| TASK DETAILS |
Look through the material below and give the number of lines where the string "JSON" appears, without any other words.
┄┄┄┄┄┄
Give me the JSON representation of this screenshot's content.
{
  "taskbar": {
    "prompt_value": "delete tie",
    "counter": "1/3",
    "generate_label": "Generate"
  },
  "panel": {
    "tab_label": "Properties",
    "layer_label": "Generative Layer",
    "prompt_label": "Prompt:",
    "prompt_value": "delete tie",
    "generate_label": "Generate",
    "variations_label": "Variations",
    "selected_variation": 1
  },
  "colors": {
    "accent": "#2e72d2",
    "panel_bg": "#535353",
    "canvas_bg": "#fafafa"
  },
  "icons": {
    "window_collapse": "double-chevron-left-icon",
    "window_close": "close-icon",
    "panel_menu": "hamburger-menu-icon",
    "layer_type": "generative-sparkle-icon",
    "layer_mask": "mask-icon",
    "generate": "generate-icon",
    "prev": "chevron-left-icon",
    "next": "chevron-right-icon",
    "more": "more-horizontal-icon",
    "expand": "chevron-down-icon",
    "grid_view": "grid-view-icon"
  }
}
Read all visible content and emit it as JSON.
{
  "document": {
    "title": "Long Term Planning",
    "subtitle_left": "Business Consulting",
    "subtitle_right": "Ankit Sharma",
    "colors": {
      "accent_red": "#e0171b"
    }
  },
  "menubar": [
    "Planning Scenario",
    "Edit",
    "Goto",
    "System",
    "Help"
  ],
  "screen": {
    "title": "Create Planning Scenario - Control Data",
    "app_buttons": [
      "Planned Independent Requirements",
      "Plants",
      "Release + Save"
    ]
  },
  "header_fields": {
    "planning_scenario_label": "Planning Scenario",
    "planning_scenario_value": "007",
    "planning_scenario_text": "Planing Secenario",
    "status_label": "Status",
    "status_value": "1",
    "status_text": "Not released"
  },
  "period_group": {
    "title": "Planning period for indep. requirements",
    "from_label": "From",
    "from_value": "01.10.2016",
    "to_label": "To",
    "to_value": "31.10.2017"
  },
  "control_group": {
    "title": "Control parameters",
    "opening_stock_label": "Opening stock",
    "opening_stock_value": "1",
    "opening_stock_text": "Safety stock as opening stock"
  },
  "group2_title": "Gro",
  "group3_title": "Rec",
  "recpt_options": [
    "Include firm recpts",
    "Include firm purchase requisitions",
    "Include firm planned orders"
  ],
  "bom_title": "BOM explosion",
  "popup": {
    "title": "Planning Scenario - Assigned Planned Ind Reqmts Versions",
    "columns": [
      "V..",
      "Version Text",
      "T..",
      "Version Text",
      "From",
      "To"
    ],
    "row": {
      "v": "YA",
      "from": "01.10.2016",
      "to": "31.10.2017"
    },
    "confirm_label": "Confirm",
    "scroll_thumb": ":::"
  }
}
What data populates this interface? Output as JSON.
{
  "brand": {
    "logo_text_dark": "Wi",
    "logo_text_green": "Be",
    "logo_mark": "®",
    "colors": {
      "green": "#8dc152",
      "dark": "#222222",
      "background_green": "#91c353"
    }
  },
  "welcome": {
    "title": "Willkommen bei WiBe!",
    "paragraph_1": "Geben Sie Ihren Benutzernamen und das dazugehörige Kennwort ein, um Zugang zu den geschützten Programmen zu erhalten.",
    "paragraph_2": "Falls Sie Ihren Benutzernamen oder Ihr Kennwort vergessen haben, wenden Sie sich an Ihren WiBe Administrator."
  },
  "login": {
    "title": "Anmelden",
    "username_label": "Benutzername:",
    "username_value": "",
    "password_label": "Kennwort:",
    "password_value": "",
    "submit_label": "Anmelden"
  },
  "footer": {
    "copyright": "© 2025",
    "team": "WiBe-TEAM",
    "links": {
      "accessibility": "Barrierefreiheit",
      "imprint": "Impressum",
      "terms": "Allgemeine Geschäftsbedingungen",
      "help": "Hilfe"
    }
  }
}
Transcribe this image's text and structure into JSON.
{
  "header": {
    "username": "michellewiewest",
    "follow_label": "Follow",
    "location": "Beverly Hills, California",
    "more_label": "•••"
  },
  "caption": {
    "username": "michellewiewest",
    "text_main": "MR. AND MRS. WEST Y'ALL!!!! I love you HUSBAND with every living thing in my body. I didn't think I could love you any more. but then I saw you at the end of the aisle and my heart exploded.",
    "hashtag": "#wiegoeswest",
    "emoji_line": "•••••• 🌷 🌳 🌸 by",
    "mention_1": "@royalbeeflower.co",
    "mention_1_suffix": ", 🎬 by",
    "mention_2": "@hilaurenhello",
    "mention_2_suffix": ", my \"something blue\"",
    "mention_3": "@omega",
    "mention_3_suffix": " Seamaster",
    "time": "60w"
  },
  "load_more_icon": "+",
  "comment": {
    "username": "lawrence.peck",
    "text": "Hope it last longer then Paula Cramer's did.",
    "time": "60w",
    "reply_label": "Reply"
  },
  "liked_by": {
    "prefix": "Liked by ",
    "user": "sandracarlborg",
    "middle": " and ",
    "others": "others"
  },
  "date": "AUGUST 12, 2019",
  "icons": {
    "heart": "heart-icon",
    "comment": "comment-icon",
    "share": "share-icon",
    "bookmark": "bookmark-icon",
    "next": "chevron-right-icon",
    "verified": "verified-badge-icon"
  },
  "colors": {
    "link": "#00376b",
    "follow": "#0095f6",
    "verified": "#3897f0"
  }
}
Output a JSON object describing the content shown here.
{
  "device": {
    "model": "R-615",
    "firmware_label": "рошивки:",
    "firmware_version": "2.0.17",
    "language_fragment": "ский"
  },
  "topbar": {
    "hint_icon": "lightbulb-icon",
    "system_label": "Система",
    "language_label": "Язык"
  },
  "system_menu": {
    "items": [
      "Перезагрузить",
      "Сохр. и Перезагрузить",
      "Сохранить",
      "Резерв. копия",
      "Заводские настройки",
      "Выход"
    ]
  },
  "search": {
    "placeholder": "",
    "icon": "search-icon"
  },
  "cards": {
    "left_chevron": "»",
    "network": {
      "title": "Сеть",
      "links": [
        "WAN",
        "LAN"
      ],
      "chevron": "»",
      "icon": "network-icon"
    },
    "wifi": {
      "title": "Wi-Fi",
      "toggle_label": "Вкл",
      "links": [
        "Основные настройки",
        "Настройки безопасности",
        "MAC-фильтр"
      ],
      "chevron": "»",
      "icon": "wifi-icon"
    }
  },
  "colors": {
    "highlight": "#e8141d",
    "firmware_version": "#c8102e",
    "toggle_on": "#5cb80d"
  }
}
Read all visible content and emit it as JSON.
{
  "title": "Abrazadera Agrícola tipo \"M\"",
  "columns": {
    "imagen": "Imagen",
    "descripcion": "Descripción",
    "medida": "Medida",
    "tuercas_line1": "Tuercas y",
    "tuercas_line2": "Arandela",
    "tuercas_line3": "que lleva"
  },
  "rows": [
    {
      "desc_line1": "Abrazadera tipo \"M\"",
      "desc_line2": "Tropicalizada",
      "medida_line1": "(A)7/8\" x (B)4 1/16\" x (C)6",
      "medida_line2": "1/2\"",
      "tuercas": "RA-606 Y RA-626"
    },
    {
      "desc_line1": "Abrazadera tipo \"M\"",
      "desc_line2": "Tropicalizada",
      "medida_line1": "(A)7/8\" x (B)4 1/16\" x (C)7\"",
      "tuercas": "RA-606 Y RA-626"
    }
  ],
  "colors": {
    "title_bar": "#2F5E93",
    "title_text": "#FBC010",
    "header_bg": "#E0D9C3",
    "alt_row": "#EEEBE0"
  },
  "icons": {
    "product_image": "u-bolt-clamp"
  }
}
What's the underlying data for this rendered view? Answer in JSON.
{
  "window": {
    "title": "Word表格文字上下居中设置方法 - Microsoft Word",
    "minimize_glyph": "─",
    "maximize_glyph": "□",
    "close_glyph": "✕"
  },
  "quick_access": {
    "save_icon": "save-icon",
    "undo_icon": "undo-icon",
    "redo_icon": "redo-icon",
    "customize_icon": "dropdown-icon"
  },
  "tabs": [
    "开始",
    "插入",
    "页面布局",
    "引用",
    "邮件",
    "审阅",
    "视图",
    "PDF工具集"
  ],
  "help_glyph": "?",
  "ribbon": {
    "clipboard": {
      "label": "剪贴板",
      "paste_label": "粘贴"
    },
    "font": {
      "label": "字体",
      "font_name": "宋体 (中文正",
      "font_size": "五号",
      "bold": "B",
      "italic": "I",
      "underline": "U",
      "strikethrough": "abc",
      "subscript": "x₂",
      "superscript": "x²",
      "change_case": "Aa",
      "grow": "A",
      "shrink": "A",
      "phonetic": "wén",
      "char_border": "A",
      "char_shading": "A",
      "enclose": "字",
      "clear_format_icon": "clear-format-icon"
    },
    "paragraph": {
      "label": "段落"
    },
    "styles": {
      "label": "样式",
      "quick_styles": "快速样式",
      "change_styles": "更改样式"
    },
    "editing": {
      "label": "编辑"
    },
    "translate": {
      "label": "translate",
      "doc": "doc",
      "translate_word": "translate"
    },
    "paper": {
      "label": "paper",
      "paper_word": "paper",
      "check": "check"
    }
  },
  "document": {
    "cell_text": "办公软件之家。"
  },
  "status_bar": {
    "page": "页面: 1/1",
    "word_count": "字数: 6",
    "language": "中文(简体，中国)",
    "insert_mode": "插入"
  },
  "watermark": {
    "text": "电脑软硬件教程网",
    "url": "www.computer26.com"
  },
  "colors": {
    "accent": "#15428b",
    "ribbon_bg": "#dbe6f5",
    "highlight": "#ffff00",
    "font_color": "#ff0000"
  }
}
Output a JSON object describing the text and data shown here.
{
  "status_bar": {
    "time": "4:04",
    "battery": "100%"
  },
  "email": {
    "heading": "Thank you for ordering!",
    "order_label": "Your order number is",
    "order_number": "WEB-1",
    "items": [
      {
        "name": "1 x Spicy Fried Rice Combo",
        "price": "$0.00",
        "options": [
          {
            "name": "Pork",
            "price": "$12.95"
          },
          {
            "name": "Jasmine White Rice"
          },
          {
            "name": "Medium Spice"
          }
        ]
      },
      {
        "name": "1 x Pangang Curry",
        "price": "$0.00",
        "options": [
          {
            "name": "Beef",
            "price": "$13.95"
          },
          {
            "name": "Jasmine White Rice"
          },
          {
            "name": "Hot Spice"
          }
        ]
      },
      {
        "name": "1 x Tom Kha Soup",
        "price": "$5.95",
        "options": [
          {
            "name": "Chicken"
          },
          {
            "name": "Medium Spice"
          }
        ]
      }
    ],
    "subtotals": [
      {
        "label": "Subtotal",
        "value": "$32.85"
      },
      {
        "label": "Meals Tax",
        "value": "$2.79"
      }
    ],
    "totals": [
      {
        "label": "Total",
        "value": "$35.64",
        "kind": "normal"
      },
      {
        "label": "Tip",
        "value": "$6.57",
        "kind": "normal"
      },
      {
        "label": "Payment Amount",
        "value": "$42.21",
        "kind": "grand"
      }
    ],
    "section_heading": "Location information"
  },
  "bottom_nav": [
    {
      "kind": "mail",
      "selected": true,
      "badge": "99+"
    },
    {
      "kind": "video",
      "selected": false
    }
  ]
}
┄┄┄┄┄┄
| RESPONSE TO THIS EXERCISE |
8